How to complete this task:
Scan the entries for the word "title", and copy every line where it appears.

Supplied records:
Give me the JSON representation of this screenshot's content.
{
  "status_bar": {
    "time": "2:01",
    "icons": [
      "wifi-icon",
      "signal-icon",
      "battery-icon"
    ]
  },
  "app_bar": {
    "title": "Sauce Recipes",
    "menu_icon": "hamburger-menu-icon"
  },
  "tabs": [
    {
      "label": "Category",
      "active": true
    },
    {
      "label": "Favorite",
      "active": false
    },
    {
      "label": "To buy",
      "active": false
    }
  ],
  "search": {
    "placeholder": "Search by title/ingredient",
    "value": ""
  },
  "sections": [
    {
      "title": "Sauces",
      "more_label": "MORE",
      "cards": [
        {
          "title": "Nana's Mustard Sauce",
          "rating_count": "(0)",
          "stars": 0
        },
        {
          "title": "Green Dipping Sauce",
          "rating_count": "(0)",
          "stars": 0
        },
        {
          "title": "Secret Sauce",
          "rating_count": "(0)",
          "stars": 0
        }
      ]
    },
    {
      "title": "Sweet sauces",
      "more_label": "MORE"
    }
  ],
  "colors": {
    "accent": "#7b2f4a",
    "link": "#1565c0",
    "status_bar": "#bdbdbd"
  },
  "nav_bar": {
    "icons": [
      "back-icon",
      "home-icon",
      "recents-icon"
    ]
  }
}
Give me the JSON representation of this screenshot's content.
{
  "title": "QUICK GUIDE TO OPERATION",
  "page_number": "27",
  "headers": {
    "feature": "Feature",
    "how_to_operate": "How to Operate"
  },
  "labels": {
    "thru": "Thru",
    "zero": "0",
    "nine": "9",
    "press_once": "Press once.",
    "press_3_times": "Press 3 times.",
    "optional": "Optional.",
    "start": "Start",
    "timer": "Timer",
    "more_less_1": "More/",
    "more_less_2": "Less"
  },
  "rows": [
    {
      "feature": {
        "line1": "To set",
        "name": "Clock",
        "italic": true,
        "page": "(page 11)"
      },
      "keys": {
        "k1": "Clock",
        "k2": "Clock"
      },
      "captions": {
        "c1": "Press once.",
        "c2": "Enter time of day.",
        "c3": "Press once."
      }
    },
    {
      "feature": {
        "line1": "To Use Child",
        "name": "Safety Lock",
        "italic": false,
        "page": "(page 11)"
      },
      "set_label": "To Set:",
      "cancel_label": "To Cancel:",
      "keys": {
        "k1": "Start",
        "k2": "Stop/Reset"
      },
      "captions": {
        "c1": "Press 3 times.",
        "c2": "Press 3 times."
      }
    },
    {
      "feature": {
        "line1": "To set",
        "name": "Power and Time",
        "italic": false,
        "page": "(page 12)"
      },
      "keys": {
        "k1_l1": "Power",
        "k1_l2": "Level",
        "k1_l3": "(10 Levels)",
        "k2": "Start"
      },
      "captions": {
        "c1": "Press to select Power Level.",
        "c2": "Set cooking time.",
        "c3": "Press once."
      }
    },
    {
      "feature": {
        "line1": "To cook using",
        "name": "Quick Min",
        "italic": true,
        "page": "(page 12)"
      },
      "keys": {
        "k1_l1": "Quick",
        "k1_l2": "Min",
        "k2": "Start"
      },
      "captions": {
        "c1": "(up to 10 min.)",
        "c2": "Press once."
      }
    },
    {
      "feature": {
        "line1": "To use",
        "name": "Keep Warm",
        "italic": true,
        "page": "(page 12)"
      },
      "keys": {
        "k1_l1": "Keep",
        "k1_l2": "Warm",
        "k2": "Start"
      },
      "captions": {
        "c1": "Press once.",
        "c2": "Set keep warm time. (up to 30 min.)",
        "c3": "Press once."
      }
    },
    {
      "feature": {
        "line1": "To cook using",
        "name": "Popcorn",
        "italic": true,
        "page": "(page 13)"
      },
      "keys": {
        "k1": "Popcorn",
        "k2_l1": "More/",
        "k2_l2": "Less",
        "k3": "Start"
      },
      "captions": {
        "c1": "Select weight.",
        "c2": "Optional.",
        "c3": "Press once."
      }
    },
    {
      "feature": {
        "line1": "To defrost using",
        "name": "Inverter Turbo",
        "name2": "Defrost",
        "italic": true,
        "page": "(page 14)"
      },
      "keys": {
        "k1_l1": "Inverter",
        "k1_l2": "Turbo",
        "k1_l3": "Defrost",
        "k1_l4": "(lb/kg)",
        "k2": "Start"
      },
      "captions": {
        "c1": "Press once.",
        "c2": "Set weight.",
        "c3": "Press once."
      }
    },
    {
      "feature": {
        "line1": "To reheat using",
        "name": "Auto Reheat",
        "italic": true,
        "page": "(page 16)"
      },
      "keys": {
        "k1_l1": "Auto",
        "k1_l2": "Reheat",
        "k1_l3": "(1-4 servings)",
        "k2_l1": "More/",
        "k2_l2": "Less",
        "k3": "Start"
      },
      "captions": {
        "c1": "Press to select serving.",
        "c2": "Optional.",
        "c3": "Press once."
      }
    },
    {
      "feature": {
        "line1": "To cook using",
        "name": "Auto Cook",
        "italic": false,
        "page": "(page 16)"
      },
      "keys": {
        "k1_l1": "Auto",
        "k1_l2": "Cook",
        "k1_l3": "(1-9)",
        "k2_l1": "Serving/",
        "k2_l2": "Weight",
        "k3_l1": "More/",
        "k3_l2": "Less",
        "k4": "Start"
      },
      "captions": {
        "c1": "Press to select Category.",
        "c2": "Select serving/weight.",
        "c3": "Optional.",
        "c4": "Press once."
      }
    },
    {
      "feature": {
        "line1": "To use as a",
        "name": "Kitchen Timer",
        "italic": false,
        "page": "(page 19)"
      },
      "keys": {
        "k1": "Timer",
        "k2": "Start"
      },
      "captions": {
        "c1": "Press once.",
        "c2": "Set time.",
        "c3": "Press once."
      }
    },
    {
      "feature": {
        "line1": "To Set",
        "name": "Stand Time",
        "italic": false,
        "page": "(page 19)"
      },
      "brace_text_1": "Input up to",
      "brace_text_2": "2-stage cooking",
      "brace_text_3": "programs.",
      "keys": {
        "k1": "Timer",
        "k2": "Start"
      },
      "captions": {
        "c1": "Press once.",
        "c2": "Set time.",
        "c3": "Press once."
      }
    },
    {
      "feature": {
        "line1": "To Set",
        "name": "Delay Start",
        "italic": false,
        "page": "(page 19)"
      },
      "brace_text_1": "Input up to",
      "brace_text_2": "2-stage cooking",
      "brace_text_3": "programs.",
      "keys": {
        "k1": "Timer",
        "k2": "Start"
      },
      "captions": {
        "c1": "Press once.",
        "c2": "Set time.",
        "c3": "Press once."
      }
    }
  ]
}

Written answer:
    "title": "Sauce Recipes",
    "placeholder": "Search by title/ingredient",
      "title": "Sauces",
          "title": "Nana's Mustard Sauce",
          "title": "Green Dipping Sauce",
          "title": "Secret Sauce",
      "title": "Sweet sauces",
  "title": "QUICK GUIDE TO OPERATION",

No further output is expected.